"When we develop a product, we create a timeline, we study the sport, we learn the regulations, then we go to the federation and get permission to develop, and finally, approval for it.
"It is easy to start a new endeavor, but difficult to run. We have to be careful, and have a good strategy and timeline."
Mizuno recognizes that while continuing to produce traditional items is important, adapting to the ever-changing needs of the consumer is equally vital.
"We have stuck with sports equipment and the competition area, because we are good at developing functional products, but sales are limited. But now we are trying to challenge in the 'lifestyle' area with casual wear."
Mizuno, which is the official supplier of uniforms to the IOC, has also had long and successful associations with numerous top athletes including Ichiro Suzuki, Carl Lewis, Seve Ballesteros, Pete Rose and Koji Murofushi.

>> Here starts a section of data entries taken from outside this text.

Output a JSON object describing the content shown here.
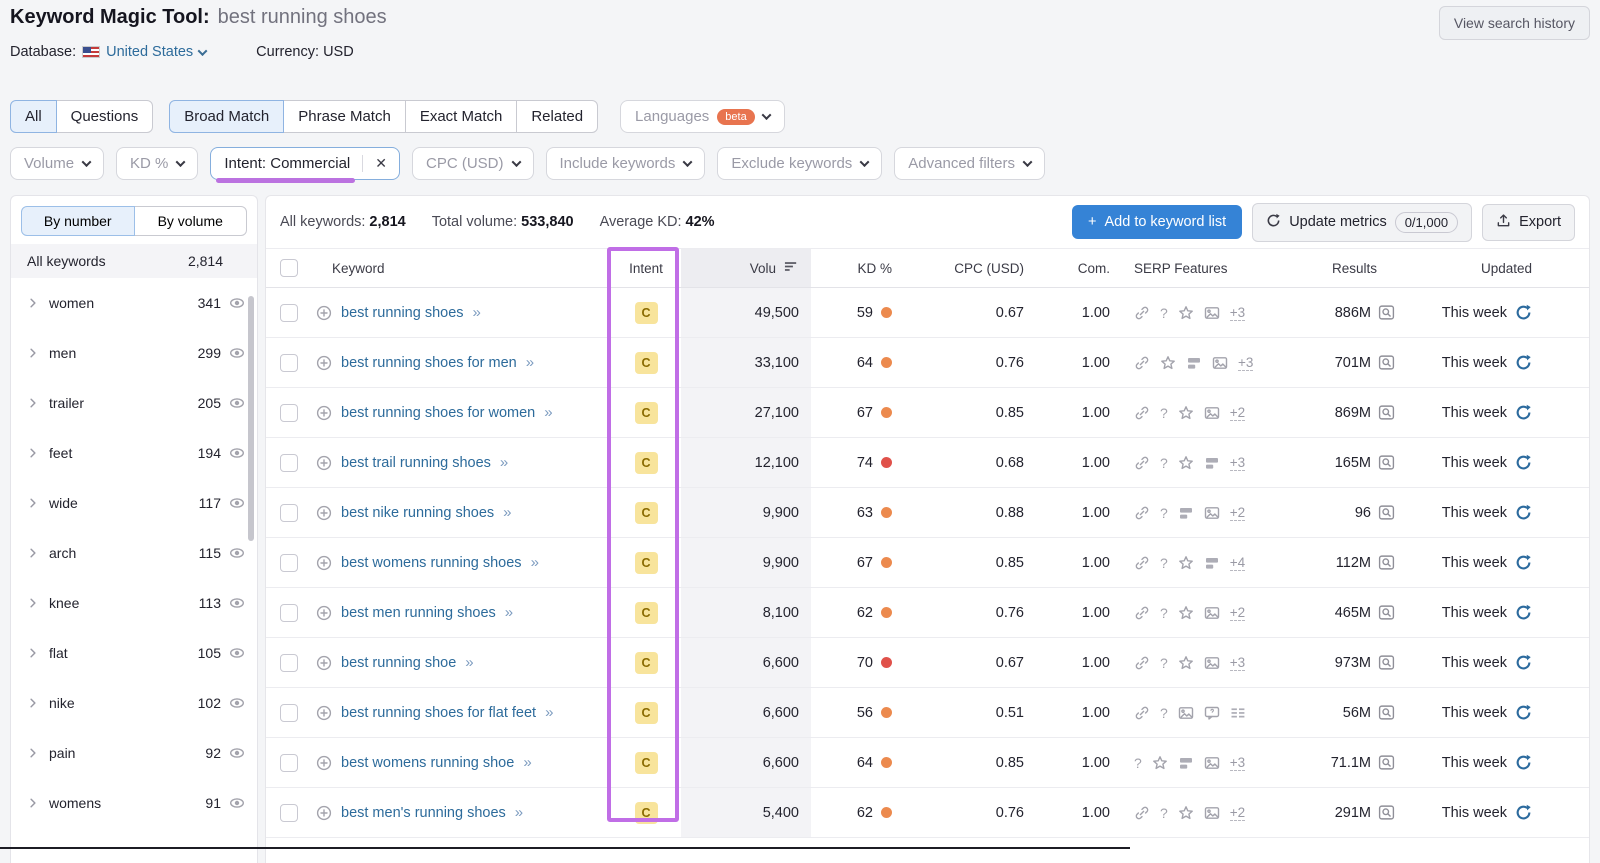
{
  "header": {
    "title": "Keyword Magic Tool:",
    "query": "best running shoes",
    "view_history_label": "View search history",
    "database_label": "Database:",
    "database_value": "United States",
    "currency_label": "Currency:",
    "currency_value": "USD"
  },
  "match_tabs": {
    "group1": [
      {
        "label": "All",
        "active": true
      },
      {
        "label": "Questions",
        "active": false
      }
    ],
    "group2": [
      {
        "label": "Broad Match",
        "active": true
      },
      {
        "label": "Phrase Match",
        "active": false
      },
      {
        "label": "Exact Match",
        "active": false
      },
      {
        "label": "Related",
        "active": false
      }
    ],
    "languages": {
      "label": "Languages",
      "badge": "beta"
    }
  },
  "filters": {
    "before": [
      "Volume",
      "KD %"
    ],
    "intent_chip": {
      "label": "Intent: Commercial",
      "close": "✕",
      "accent_color": "#bb72e0"
    },
    "after": [
      "CPC (USD)",
      "Include keywords",
      "Exclude keywords",
      "Advanced filters"
    ]
  },
  "sidebar": {
    "toggle": [
      {
        "label": "By number",
        "active": true
      },
      {
        "label": "By volume",
        "active": false
      }
    ],
    "all_row": {
      "label": "All keywords",
      "count": "2,814"
    },
    "groups": [
      {
        "label": "women",
        "count": "341"
      },
      {
        "label": "men",
        "count": "299"
      },
      {
        "label": "trailer",
        "count": "205"
      },
      {
        "label": "feet",
        "count": "194"
      },
      {
        "label": "wide",
        "count": "117"
      },
      {
        "label": "arch",
        "count": "115"
      },
      {
        "label": "knee",
        "count": "113"
      },
      {
        "label": "flat",
        "count": "105"
      },
      {
        "label": "nike",
        "count": "102"
      },
      {
        "label": "pain",
        "count": "92"
      },
      {
        "label": "womens",
        "count": "91"
      }
    ]
  },
  "stats": {
    "all_keywords_label": "All keywords:",
    "all_keywords": "2,814",
    "total_volume_label": "Total volume:",
    "total_volume": "533,840",
    "avg_kd_label": "Average KD:",
    "avg_kd": "42%"
  },
  "actions": {
    "add_label": "Add to keyword list",
    "update_label": "Update metrics",
    "update_quota": "0/1,000",
    "export_label": "Export"
  },
  "table": {
    "columns": {
      "keyword": "Keyword",
      "intent": "Intent",
      "volume": "Volu",
      "kd": "KD %",
      "cpc": "CPC (USD)",
      "com": "Com.",
      "serp": "SERP Features",
      "results": "Results",
      "updated": "Updated"
    },
    "accent_colors": {
      "intent_highlight": "#c06ee6",
      "kd_orange": "#ec8a4e",
      "kd_red": "#e0514a",
      "intent_badge_bg": "#f8e49c",
      "link_blue": "#2d6b9b",
      "button_blue": "#3583d6"
    },
    "rows": [
      {
        "keyword": "best running shoes",
        "intent": "C",
        "volume": "49,500",
        "kd": "59",
        "kd_level": "orange",
        "cpc": "0.67",
        "com": "1.00",
        "serp": [
          "link",
          "question",
          "star",
          "image"
        ],
        "serp_more": "+3",
        "results": "886M",
        "updated": "This week"
      },
      {
        "keyword": "best running shoes for men",
        "intent": "C",
        "volume": "33,100",
        "kd": "64",
        "kd_level": "orange",
        "cpc": "0.76",
        "com": "1.00",
        "serp": [
          "link",
          "star",
          "sitelinks",
          "image"
        ],
        "serp_more": "+3",
        "results": "701M",
        "updated": "This week"
      },
      {
        "keyword": "best running shoes for women",
        "intent": "C",
        "volume": "27,100",
        "kd": "67",
        "kd_level": "orange",
        "cpc": "0.85",
        "com": "1.00",
        "serp": [
          "link",
          "question",
          "star",
          "image"
        ],
        "serp_more": "+2",
        "results": "869M",
        "updated": "This week"
      },
      {
        "keyword": "best trail running shoes",
        "intent": "C",
        "volume": "12,100",
        "kd": "74",
        "kd_level": "red",
        "cpc": "0.68",
        "com": "1.00",
        "serp": [
          "link",
          "question",
          "star",
          "sitelinks"
        ],
        "serp_more": "+3",
        "results": "165M",
        "updated": "This week"
      },
      {
        "keyword": "best nike running shoes",
        "intent": "C",
        "volume": "9,900",
        "kd": "63",
        "kd_level": "orange",
        "cpc": "0.88",
        "com": "1.00",
        "serp": [
          "link",
          "question",
          "sitelinks",
          "image"
        ],
        "serp_more": "+2",
        "results": "96",
        "updated": "This week"
      },
      {
        "keyword": "best womens running shoes",
        "intent": "C",
        "volume": "9,900",
        "kd": "67",
        "kd_level": "orange",
        "cpc": "0.85",
        "com": "1.00",
        "serp": [
          "link",
          "question",
          "star",
          "sitelinks"
        ],
        "serp_more": "+4",
        "results": "112M",
        "updated": "This week"
      },
      {
        "keyword": "best men running shoes",
        "intent": "C",
        "volume": "8,100",
        "kd": "62",
        "kd_level": "orange",
        "cpc": "0.76",
        "com": "1.00",
        "serp": [
          "link",
          "question",
          "star",
          "image"
        ],
        "serp_more": "+2",
        "results": "465M",
        "updated": "This week"
      },
      {
        "keyword": "best running shoe",
        "intent": "C",
        "volume": "6,600",
        "kd": "70",
        "kd_level": "red",
        "cpc": "0.67",
        "com": "1.00",
        "serp": [
          "link",
          "question",
          "star",
          "image"
        ],
        "serp_more": "+3",
        "results": "973M",
        "updated": "This week"
      },
      {
        "keyword": "best running shoes for flat feet",
        "intent": "C",
        "volume": "6,600",
        "kd": "56",
        "kd_level": "orange",
        "cpc": "0.51",
        "com": "1.00",
        "serp": [
          "link",
          "question",
          "image",
          "review",
          "list"
        ],
        "serp_more": null,
        "results": "56M",
        "updated": "This week"
      },
      {
        "keyword": "best womens running shoe",
        "intent": "C",
        "volume": "6,600",
        "kd": "64",
        "kd_level": "orange",
        "cpc": "0.85",
        "com": "1.00",
        "serp": [
          "question",
          "star",
          "sitelinks",
          "image"
        ],
        "serp_more": "+3",
        "results": "71.1M",
        "updated": "This week"
      },
      {
        "keyword": "best men's running shoes",
        "intent": "C",
        "volume": "5,400",
        "kd": "62",
        "kd_level": "orange",
        "cpc": "0.76",
        "com": "1.00",
        "serp": [
          "link",
          "question",
          "star",
          "image"
        ],
        "serp_more": "+2",
        "results": "291M",
        "updated": "This week"
      }
    ]
  }
}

"We have 100 to 200 professional baseball players in Japan under contract," Mizuno said. "In the States, the number is around 300.
"We have one representative that follows each Japanese pro baseball team. This way we can have a dialogue with the players and make deals. Eight teams out of 12 wear Mizuno uniforms.
"Pete Rose was the first major leaguer to wear Mizuno. Ichiro and (Hideki) Matsui now wear Mizuno in the majors."
Mizuno, whose family's association with the Olympics goes back to the 1924 Paris Games, is heavily involved with the IOC today, serving on committees and traveling abroad to IOC meetings.
Despite this, he admitted that the elimination of baseball for the 2012 London Games came as a real blow.
"It was a big shock when baseball was dropped from the Olympics by the IOC. I was a member of the 'reform commission' following the Salt Lake City scandal."
Mizuno provided interesting detail on how the IOC meeting in Singapore in July, where baseball and softball were voted off the Olympic program, unfolded.
"Denis Oswald, who is the president of the Summer Games' organization, made a great speech in support of baseball, softball and other sports, and spoke about the solidarity and unity of the Olympics as a group. The feeling at that point was good.
"However, right before the vote, President Rogge (IOC boss Jacques) said, 'Remember why we put up these three sports (baseball, softball, modern pentathlon) up for possible exclusion from the Olympics.' Then he spoke about the reasons and said, 'We have to make a reform of the Olympic Games.' Then the vote was held and baseball and softball were out."
Mizuno acknowledged that one of the toughest obstacles facing his company now is the changes in society and proliferation of non-sporting, recreational activities.
"We have fewer kids today. Most of them are protected too much by their parents. More of these parents are working outside the home.
"Parents are worried about their kids being kidnapped, so they say, 'Why don't you stay at home and I will buy you some computer games.'
"So we are faced with real competition in trying to bring the kids out to the fields again for sports. Kids choose whichever is more fun. We are losing now, so we have to make sports more exciting to attract the kids and have them be healthier."
Mizuno even used an example of how his own company has broken from tradition to remain viable.
"Since 1998, we haven't followed the seniority system in our company, but go on ability. 'I told them (the staff), 'if you want to be treated like you have before, you have to work hard and give me some results.'
"During the bubble economy, we had 4,000 employees in Japan. However, we had a tough time after the bubble and had to reduce the company to 2,000. We now have about 5,000 people working for us worldwide, including 2,000 in China."